Eclampsia, the occurrence of often fatal seizures during pregnancy, is preceded by a condition called preeclampsia. Preeclampsia itself is a serious complication of pregnancy and affects up to 5% of pregnant women. Diagnosed in its early stages by elevated blood pressure and protein levels in the urine, it is the major cause of premature birth and perinatal child death and accounts for approximately 15% of all maternal deaths. Despite decades of intensive research, we still do not know what causes preeclampsia.
Genetic differences that prevent tiny blood vessels from relaxing may be one reason why some people have high blood pressure, or hypertension, according to research led by scientists at Washington University School of Medicine in St. Louis. The findings are published in the February issue of the Journal of Clinical Investigation. “These findings provide new insights into the cause of hypertension and how normal blood pressure is regulated,” says lead investigator Kendall J. Blumer, Ph.D., professor of cell biology and physiology. “This may lead to a way of determining the underlying cause of a person’s hypertension and the most effective treatment for that individual.”
Researchers have found that a recently discovered gene regulates HDL (high density lipoproteins) cholesterol, also known as “good” cholesterol. The study, published in the February issue of the Journal of Clinical Investigation, could lead to new therapies for heart disease, said lead author Thomas Quertermous, MD. “This is a significant and unexpected finding, and the gene is going to be a real target for the prevention and treatment of heart disease,” said Quertermous, the William G. Irwin Professor and chief of cardiovascular medicine at Stanford University School of Medicine. “This type of thing doesn’t happen every day.”

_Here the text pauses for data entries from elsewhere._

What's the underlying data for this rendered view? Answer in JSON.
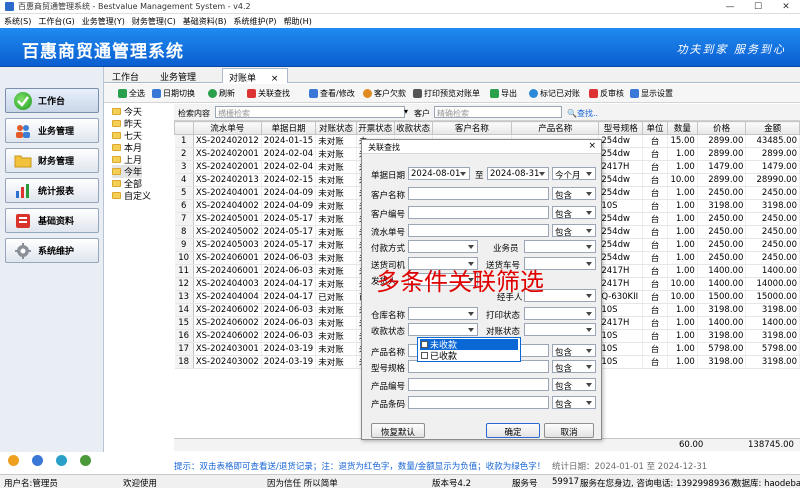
{
  "window": {
    "title": "百惠商贸通管理系统 - Bestvalue Management System - v4.2",
    "minimize": "—",
    "maximize": "☐",
    "close": "✕"
  },
  "menu": [
    "系统(S)",
    "工作台(G)",
    "业务管理(Y)",
    "财务管理(C)",
    "基础资料(B)",
    "系统维护(P)",
    "帮助(H)"
  ],
  "banner": {
    "system_name": "百惠商贸通管理系统",
    "slogan": "功夫到家  服务到心"
  },
  "nav": [
    {
      "label": "工作台",
      "icon": "check-circle-icon"
    },
    {
      "label": "业务管理",
      "icon": "people-icon"
    },
    {
      "label": "财务管理",
      "icon": "folder-icon"
    },
    {
      "label": "统计报表",
      "icon": "bar-chart-icon"
    },
    {
      "label": "基础资料",
      "icon": "database-icon"
    },
    {
      "label": "系统维护",
      "icon": "gear-icon"
    }
  ],
  "tabs": [
    "工作台",
    "业务管理",
    "对账单"
  ],
  "tab_close": "×",
  "toolbar": [
    "全选",
    "日期切换",
    "刷新",
    "关联查找",
    "查看/修改",
    "客户欠款",
    "打印预览对账单",
    "导出",
    "标记已对账",
    "反审核",
    "显示设置"
  ],
  "tree": [
    "今天",
    "昨天",
    "七天",
    "本月",
    "上月",
    "今年",
    "全部",
    "自定义"
  ],
  "search": {
    "label": "检索内容",
    "placeholder": "横栅检索",
    "customer_label": "客户",
    "customer_placeholder": "精确检索",
    "find_button": "查找.."
  },
  "grid": {
    "columns": [
      "",
      "流水单号",
      "单据日期",
      "对账状态",
      "开票状态",
      "收款状态",
      "客户名称",
      "产品名称",
      "型号规格",
      "单位",
      "数量",
      "价格",
      "金额"
    ],
    "rows": [
      [
        "1",
        "XS-202402012",
        "2024-01-15",
        "未对账",
        "未",
        "",
        "",
        "",
        "254dw",
        "台",
        "15.00",
        "2899.00",
        "43485.00"
      ],
      [
        "2",
        "XS-202402001",
        "2024-02-04",
        "未对账",
        "未",
        "",
        "",
        "",
        "254dw",
        "台",
        "1.00",
        "2899.00",
        "2899.00"
      ],
      [
        "3",
        "XS-202402001",
        "2024-02-04",
        "未对账",
        "未",
        "",
        "",
        "",
        "2417H",
        "台",
        "1.00",
        "1479.00",
        "1479.00"
      ],
      [
        "4",
        "XS-202402013",
        "2024-02-15",
        "未对账",
        "未",
        "",
        "",
        "",
        "254dw",
        "台",
        "10.00",
        "2899.00",
        "28990.00"
      ],
      [
        "5",
        "XS-202404001",
        "2024-04-09",
        "未对账",
        "未",
        "",
        "",
        "",
        "254dw",
        "台",
        "1.00",
        "2450.00",
        "2450.00"
      ],
      [
        "6",
        "XS-202404002",
        "2024-04-09",
        "未对账",
        "未",
        "",
        "",
        "",
        "10S",
        "台",
        "1.00",
        "3198.00",
        "3198.00"
      ],
      [
        "7",
        "XS-202405001",
        "2024-05-17",
        "未对账",
        "未",
        "",
        "",
        "",
        "254dw",
        "台",
        "1.00",
        "2450.00",
        "2450.00"
      ],
      [
        "8",
        "XS-202405002",
        "2024-05-17",
        "未对账",
        "未",
        "",
        "",
        "",
        "254dw",
        "台",
        "1.00",
        "2450.00",
        "2450.00"
      ],
      [
        "9",
        "XS-202405003",
        "2024-05-17",
        "未对账",
        "未",
        "",
        "",
        "",
        "254dw",
        "台",
        "1.00",
        "2450.00",
        "2450.00"
      ],
      [
        "10",
        "XS-202406001",
        "2024-06-03",
        "未对账",
        "未",
        "",
        "",
        "",
        "254dw",
        "台",
        "1.00",
        "2450.00",
        "2450.00"
      ],
      [
        "11",
        "XS-202406001",
        "2024-06-03",
        "未对账",
        "未",
        "",
        "",
        "",
        "2417H",
        "台",
        "1.00",
        "1400.00",
        "1400.00"
      ],
      [
        "12",
        "XS-202404003",
        "2024-04-17",
        "未对账",
        "未",
        "",
        "",
        "",
        "2417H",
        "台",
        "10.00",
        "1400.00",
        "14000.00"
      ],
      [
        "13",
        "XS-202404004",
        "2024-04-17",
        "已对账",
        "已",
        "",
        "",
        "",
        "Q-630KII",
        "台",
        "10.00",
        "1500.00",
        "15000.00"
      ],
      [
        "14",
        "XS-202406002",
        "2024-06-03",
        "未对账",
        "未",
        "",
        "",
        "",
        "10S",
        "台",
        "1.00",
        "3198.00",
        "3198.00"
      ],
      [
        "15",
        "XS-202406002",
        "2024-06-03",
        "未对账",
        "未",
        "",
        "",
        "",
        "2417H",
        "台",
        "1.00",
        "1400.00",
        "1400.00"
      ],
      [
        "16",
        "XS-202406002",
        "2024-06-03",
        "未对账",
        "未",
        "",
        "",
        "",
        "10S",
        "台",
        "1.00",
        "3198.00",
        "3198.00"
      ],
      [
        "17",
        "XS-202403001",
        "2024-03-19",
        "未对账",
        "未",
        "",
        "",
        "",
        "10S",
        "台",
        "1.00",
        "5798.00",
        "5798.00"
      ],
      [
        "18",
        "XS-202403002",
        "2024-03-19",
        "未对账",
        "未",
        "",
        "",
        "",
        "10S",
        "台",
        "1.00",
        "3198.00",
        "3198.00"
      ]
    ],
    "totals": {
      "qty": "60.00",
      "amount": "138745.00"
    }
  },
  "hint": "提示：双击表格即可查看送/退货记录；注：退货为红色字，数量/金额显示为负值；收款为绿色字！",
  "period": "统计日期：2024-01-01 至 2024-12-31",
  "status": [
    "用户名:管理员",
    "欢迎使用",
    "因为信任 所以简单",
    "版本号4.2",
    "服务号",
    "59917",
    "服务在您身边, 咨询电话: 13929989367",
    "数据库: haodebase"
  ],
  "dialog": {
    "title": "关联查找",
    "close": "×",
    "date_label": "单据日期",
    "date_from": "2024-08-01",
    "date_to_label": "至",
    "date_to": "2024-08-31",
    "date_range": "今个月",
    "rows": [
      "客户名称",
      "客户编号",
      "流水单号",
      "付款方式",
      "送货司机",
      "发货人",
      "仓库名称",
      "收款状态",
      "产品名称",
      "型号规格",
      "产品编号",
      "产品条码"
    ],
    "salesman": "业务员",
    "delivery_no": "送货车号",
    "handler": "经手人",
    "print_status": "打印状态",
    "recon_status": "对账状态",
    "contains": "包含",
    "buttons": {
      "reset": "恢复默认",
      "ok": "确定",
      "cancel": "取消"
    }
  },
  "dropdown": [
    "未收款",
    "已收款"
  ],
  "overlay_text": "多条件关联筛选",
  "colors": {
    "banner": "#0b5ed0",
    "selection": "#0a67d6",
    "hint": "#1664d6",
    "overlay": "#e00000"
  }
}
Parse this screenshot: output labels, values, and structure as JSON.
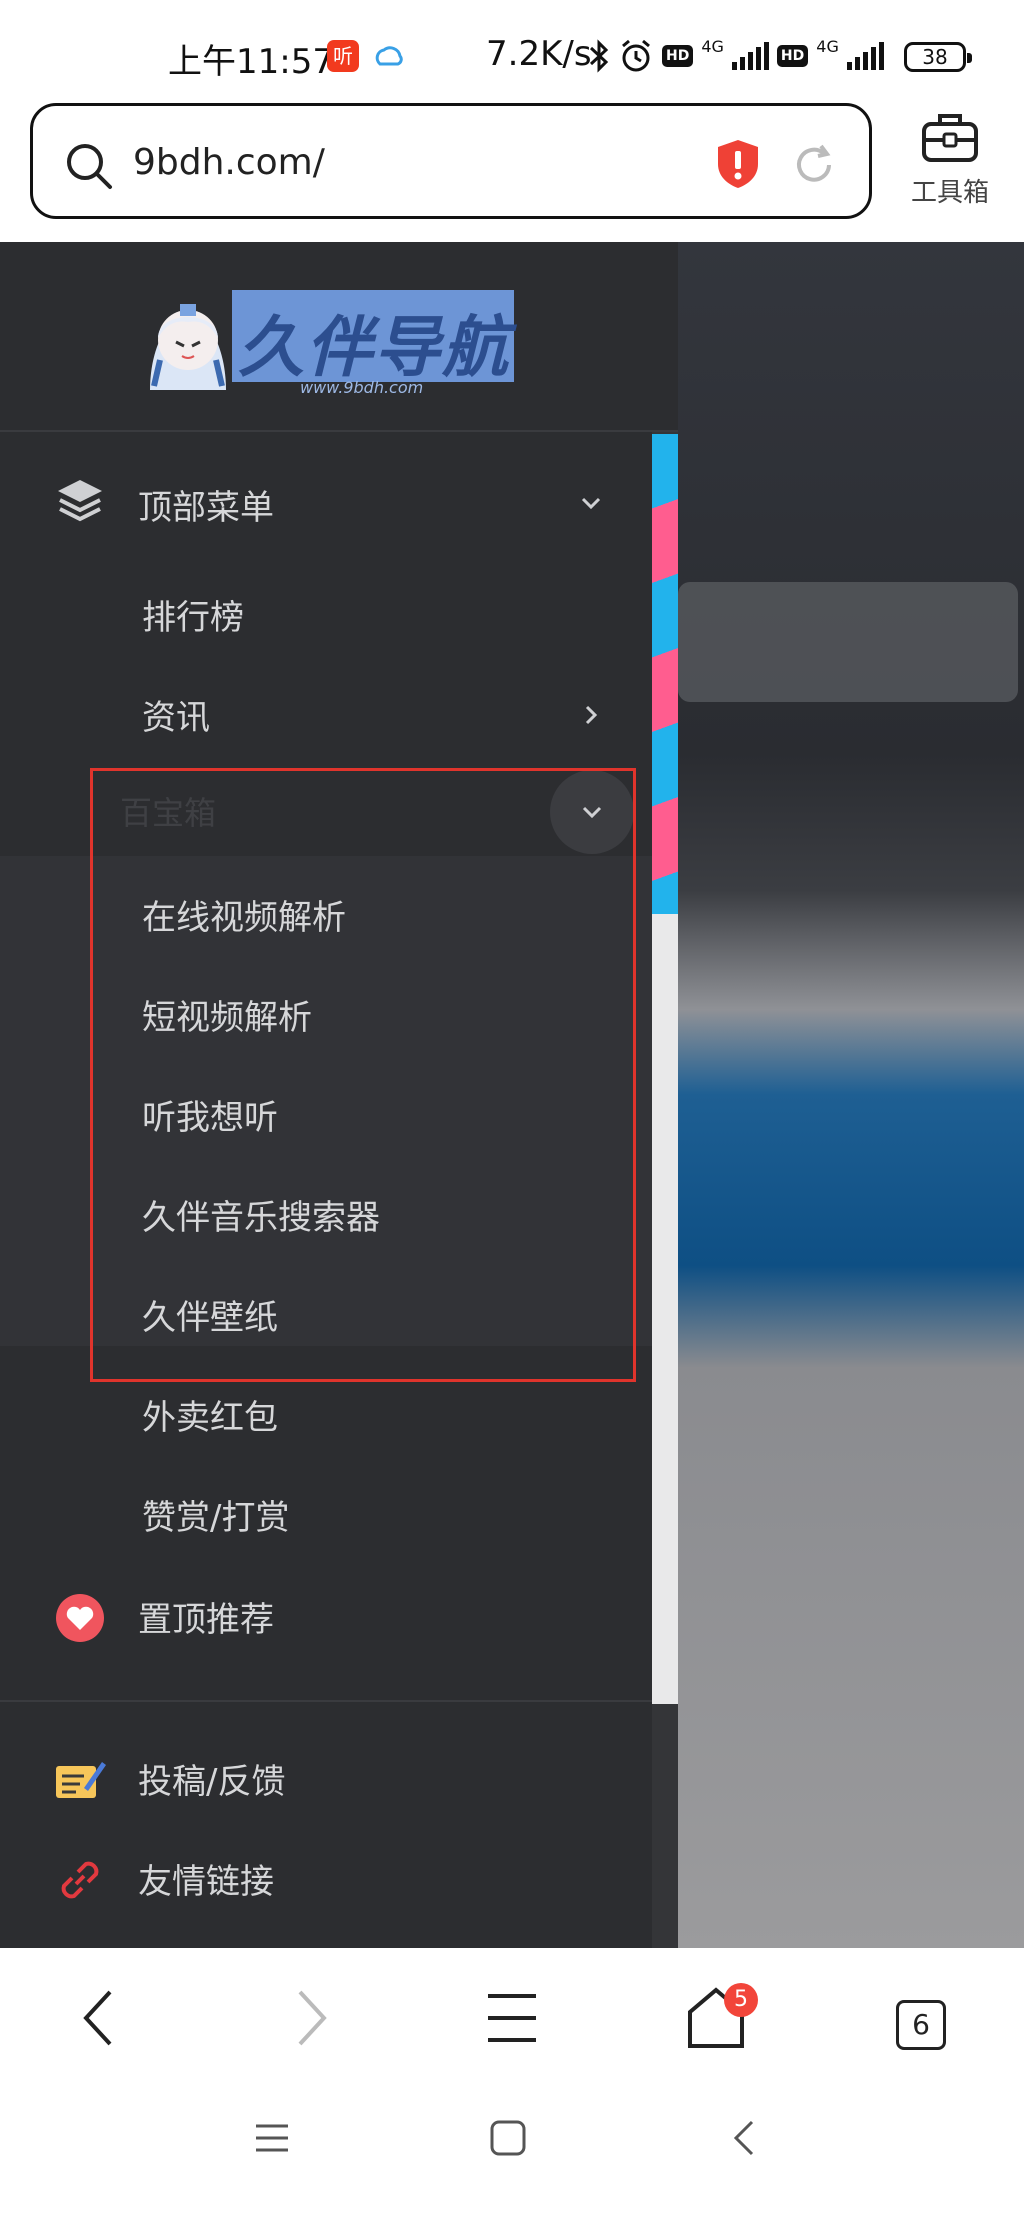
{
  "status_bar": {
    "time": "上午11:57",
    "app_badge": "听",
    "network_speed": "7.2K/s",
    "hd1": "HD",
    "hd2": "HD",
    "net1": "4G",
    "net2": "4G",
    "battery": "38"
  },
  "address_bar": {
    "url": "9bdh.com/",
    "toolbox_label": "工具箱"
  },
  "drawer": {
    "logo_text": "久伴导航",
    "logo_url": "www.9bdh.com",
    "top_menu_label": "顶部菜单",
    "items": [
      {
        "label": "排行榜"
      },
      {
        "label": "资讯"
      },
      {
        "label": "百宝箱"
      },
      {
        "label": "在线视频解析"
      },
      {
        "label": "短视频解析"
      },
      {
        "label": "听我想听"
      },
      {
        "label": "久伴音乐搜索器"
      },
      {
        "label": "久伴壁纸"
      },
      {
        "label": "外卖红包"
      },
      {
        "label": "赞赏/打赏"
      }
    ],
    "pinned_label": "置顶推荐",
    "submit_label": "投稿/反馈",
    "links_label": "友情链接"
  },
  "browser_nav": {
    "home_badge": "5",
    "tabs_count": "6"
  },
  "colors": {
    "drawer_bg": "#2c2d30",
    "highlight_box": "#e0342c",
    "shield": "#ef4136",
    "badge": "#f2453a"
  }
}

The hormone leptin, primarily produced in fat cells, helps regulate food intake, metabolism and reproduction. It has also been shown to promote and sustain the body’s immune response by binding to T lymphocytes – the frontline cells that protect against infection.
The disease experimental autoimmune encephalomyelitis (EAE) in mice is currently used by researchers as a model of human multiple sclerosis (MS). Italian researchers now reports that just prior to developing the clinical symptoms of EAE, mice experience a significant burst of leptin which correlates with a reduction in food intake and weight loss. Furthermore, subjecting mice to acute starvation, which prevents the production of leptin, was found to delay the onset and reduce the severity of disease.
A cousin to the anti-anxiety drug Valium has been shown in mice to reduce some of the symptoms associated with lupus. Lupus is an autoimmune condition in which the immune system attacks the body’s own tissues. “The best available therapies for lupus haven’t changed for many, many years,” says U-M’s Gary D. Glick, Ph.D., one of the lead authors on the study. “It’s a disease where the mechanisms that normally prevent the immune system from attacking components of one’s own body are defective. Because we do not yet understand what triggers lupus, it has been very difficult to develop lupus-specific therapies.”